[Opening DATA FOR THE TASK section]

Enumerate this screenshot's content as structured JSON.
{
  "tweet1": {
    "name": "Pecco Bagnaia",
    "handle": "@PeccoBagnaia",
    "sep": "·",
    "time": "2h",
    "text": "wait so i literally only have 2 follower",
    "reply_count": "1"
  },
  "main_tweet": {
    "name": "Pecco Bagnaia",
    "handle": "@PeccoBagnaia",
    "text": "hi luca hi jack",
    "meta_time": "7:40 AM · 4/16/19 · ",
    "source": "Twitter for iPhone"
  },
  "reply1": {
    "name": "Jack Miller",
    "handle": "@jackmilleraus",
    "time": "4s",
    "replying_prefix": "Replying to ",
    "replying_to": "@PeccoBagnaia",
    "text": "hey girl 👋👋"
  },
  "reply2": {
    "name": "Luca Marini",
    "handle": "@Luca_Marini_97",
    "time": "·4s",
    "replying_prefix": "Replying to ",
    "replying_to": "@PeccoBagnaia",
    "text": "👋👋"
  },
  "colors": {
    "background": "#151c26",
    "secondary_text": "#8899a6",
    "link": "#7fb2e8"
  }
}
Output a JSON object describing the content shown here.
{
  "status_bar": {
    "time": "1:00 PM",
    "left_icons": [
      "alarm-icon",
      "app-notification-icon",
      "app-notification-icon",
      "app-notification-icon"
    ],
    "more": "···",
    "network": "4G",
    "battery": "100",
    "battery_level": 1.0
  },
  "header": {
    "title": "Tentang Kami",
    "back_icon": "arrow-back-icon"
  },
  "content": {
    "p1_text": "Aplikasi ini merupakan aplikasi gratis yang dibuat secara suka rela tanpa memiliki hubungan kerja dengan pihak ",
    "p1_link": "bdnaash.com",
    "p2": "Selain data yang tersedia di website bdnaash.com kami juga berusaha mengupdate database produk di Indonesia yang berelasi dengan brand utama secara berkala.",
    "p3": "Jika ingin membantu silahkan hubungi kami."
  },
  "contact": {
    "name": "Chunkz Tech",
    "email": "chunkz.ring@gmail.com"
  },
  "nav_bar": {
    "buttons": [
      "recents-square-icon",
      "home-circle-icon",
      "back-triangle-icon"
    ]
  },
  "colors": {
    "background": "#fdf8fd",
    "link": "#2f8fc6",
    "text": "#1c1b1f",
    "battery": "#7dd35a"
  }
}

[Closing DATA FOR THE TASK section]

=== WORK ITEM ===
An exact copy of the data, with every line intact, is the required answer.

=== YOUR RESPONSE ===
Enumerate this screenshot's content as structured JSON.
{
  "tweet1": {
    "name": "Pecco Bagnaia",
    "handle": "@PeccoBagnaia",
    "sep": "·",
    "time": "2h",
    "text": "wait so i literally only have 2 follower",
    "reply_count": "1"
  },
  "main_tweet": {
    "name": "Pecco Bagnaia",
    "handle": "@PeccoBagnaia",
    "text": "hi luca hi jack",
    "meta_time": "7:40 AM · 4/16/19 · ",
    "source": "Twitter for iPhone"
  },
  "reply1": {
    "name": "Jack Miller",
    "handle": "@jackmilleraus",
    "time": "4s",
    "replying_prefix": "Replying to ",
    "replying_to": "@PeccoBagnaia",
    "text": "hey girl 👋👋"
  },
  "reply2": {
    "name": "Luca Marini",
    "handle": "@Luca_Marini_97",
    "time": "·4s",
    "replying_prefix": "Replying to ",
    "replying_to": "@PeccoBagnaia",
    "text": "👋👋"
  },
  "colors": {
    "background": "#151c26",
    "secondary_text": "#8899a6",
    "link": "#7fb2e8"
  }
}
Output a JSON object describing the content shown here.
{
  "status_bar": {
    "time": "1:00 PM",
    "left_icons": [
      "alarm-icon",
      "app-notification-icon",
      "app-notification-icon",
      "app-notification-icon"
    ],
    "more": "···",
    "network": "4G",
    "battery": "100",
    "battery_level": 1.0
  },
  "header": {
    "title": "Tentang Kami",
    "back_icon": "arrow-back-icon"
  },
  "content": {
    "p1_text": "Aplikasi ini merupakan aplikasi gratis yang dibuat secara suka rela tanpa memiliki hubungan kerja dengan pihak ",
    "p1_link": "bdnaash.com",
    "p2": "Selain data yang tersedia di website bdnaash.com kami juga berusaha mengupdate database produk di Indonesia yang berelasi dengan brand utama secara berkala.",
    "p3": "Jika ingin membantu silahkan hubungi kami."
  },
  "contact": {
    "name": "Chunkz Tech",
    "email": "chunkz.ring@gmail.com"
  },
  "nav_bar": {
    "buttons": [
      "recents-square-icon",
      "home-circle-icon",
      "back-triangle-icon"
    ]
  },
  "colors": {
    "background": "#fdf8fd",
    "link": "#2f8fc6",
    "text": "#1c1b1f",
    "battery": "#7dd35a"
  }
}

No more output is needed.